Following the BREXIT vote in late June and passionate support for the Bernie Sanders campaign, the Presidential election of Donald Trump provided yet another sign that the American people, as well as many around the world, are increasingly demanding a new economic path. This piece is not written to opine on the election or the merits of Donald Trump. The intent is to highlight, through the use of a few charts, that the nation’s economic policy for the last 30 years has failed greatly and hollowed out the middle class. The consequences have been accumulating for years but have been camouflaged by ever increasing, but unsuccessful attempts to reignite economic growth.
The graphs below provide evidence that despite the narratives of the Federal Reserve, media pundits and most policy wonks, the economy is failing most Americans. While there are many ways to show the deterioration of the U.S. economy and the consequences endured by its citizens, we selected charts we deem to be the most telling.
We hope that no matter who you voted for, you study these graphs to better understand the impetus behind Trump’s victory. More importantly, we hope this helps everyone better grasp why economic policy must change before the consequences become dire.
As a supplement to these charts, we highly recommend reading or re-reading our important article “The Death of the Virtuous Cycle”. In that piece we identify and diagnose what we consider the most significant issue facing the United States and other developed market economies.
Income and Debt
Real Median Household Income is at the same level today as it was in 1998.
The ten-year average growth of wages has been declining for over 35 years.
Personal consumption (PCE), accounting for approximately 70% of GDP growth, has grown heavily reliant upon debt and transfer payments as wages are not sufficient to meet consumers demands. Transfer payments are payments from the government to its citizens. (Note: The numbers above do not add to 100% as there are other sources of consumption and wages are not entirely consumed.)
Secular economic growth (GDP) per capita has been in decline for the better part of the last 40 years. This helps explains the weakness in consumers’ wages and the increased dependency on credit and transfer payments.
Almost 95 million eligible workers are currently out of work. As a result the labor force participation rate has decreased over the last 16 years to levels last seen in the 1970’s.
The productivity (TFP) growth rate (black line) has been declining since the 1970’s and will likely turn negative in the next year or two. A lack of productivity growth results in weaker economic growth, a heavy price inordinately borne by employees.
Trade deals, such as NAFTA (1994), make it easier for U.S. corporations to outsource jobs to foreign nations offering cheaper labor. As a result, the U.S. has lost millions of manufacturing jobs and significantly worsened the annual current account deficit.

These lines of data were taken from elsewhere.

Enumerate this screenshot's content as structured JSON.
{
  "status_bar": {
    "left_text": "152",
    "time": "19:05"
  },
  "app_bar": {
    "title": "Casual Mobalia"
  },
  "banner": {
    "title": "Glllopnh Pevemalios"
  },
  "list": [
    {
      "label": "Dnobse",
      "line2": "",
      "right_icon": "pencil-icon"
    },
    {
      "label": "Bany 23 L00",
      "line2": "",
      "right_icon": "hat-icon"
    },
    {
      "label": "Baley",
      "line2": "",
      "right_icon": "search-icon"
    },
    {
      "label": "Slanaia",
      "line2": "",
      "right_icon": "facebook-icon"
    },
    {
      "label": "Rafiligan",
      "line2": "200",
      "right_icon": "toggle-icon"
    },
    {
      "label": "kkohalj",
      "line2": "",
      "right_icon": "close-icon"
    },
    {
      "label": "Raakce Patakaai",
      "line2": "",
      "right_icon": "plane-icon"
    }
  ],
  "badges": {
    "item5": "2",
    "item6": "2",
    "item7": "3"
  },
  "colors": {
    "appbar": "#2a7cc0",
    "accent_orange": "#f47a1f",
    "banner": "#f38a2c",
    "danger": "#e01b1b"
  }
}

Wealth and Income Inequality
Years of poorly designed economic and monetary policy have resulted in the redistribution of wealth from the middle class to the so-called “1%”.
We summarize with an apt tweet from Binyamin Applebaum of the New York Times:
The data for all graphs was courtesy of the Federal Reserve unless otherwise noted.